> **Task requirements**: Copy out the listing that follows, exact in every word, and skip the images.
[Data to use]
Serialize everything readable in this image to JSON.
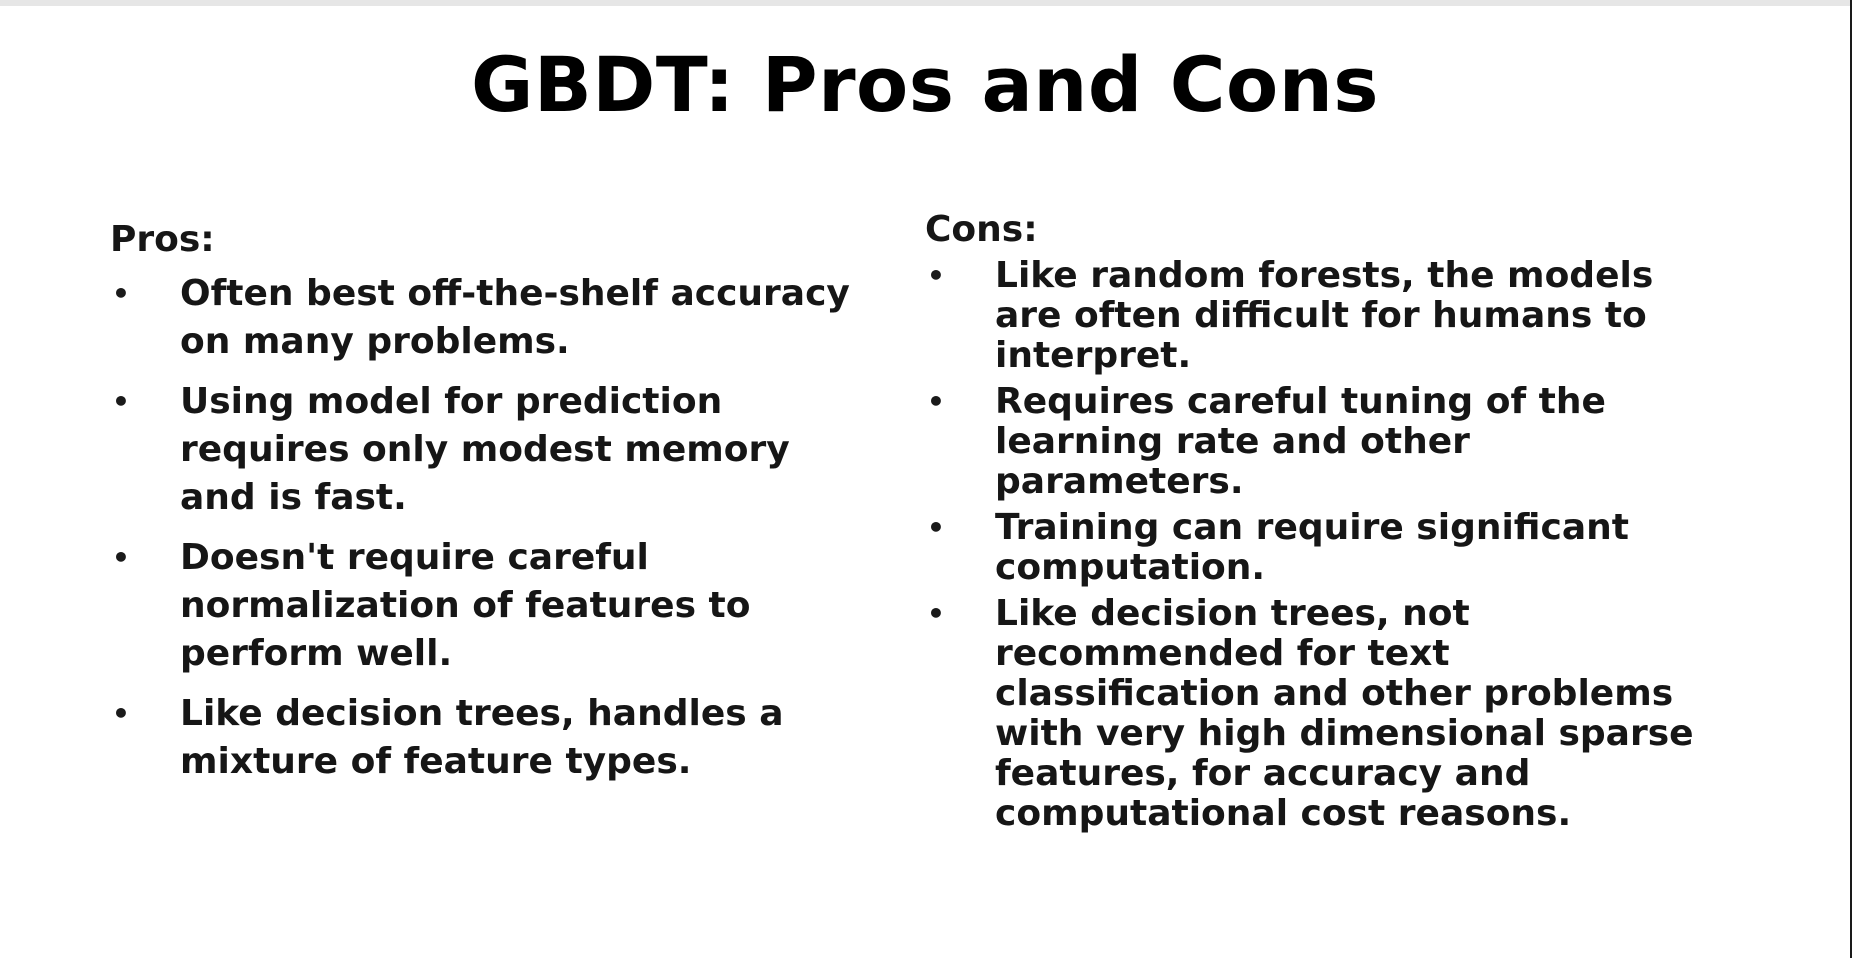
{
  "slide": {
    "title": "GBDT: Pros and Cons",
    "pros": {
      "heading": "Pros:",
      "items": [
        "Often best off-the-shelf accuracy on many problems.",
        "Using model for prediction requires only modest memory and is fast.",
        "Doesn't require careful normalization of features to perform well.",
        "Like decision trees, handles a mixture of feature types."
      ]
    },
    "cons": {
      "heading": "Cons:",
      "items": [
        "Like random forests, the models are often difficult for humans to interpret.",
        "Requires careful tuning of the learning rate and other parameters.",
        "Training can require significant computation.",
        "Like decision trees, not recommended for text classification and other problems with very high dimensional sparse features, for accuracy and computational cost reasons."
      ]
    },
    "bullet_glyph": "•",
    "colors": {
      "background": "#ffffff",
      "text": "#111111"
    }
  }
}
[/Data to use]
> **Result of the exercise**:
Serialize everything readable in this image to JSON.
{
  "slide": {
    "title": "GBDT: Pros and Cons",
    "pros": {
      "heading": "Pros:",
      "items": [
        "Often best off-the-shelf accuracy on many problems.",
        "Using model for prediction requires only modest memory and is fast.",
        "Doesn't require careful normalization of features to perform well.",
        "Like decision trees, handles a mixture of feature types."
      ]
    },
    "cons": {
      "heading": "Cons:",
      "items": [
        "Like random forests, the models are often difficult for humans to interpret.",
        "Requires careful tuning of the learning rate and other parameters.",
        "Training can require significant computation.",
        "Like decision trees, not recommended for text classification and other problems with very high dimensional sparse features, for accuracy and computational cost reasons."
      ]
    },
    "bullet_glyph": "•",
    "colors": {
      "background": "#ffffff",
      "text": "#111111"
    }
  }
}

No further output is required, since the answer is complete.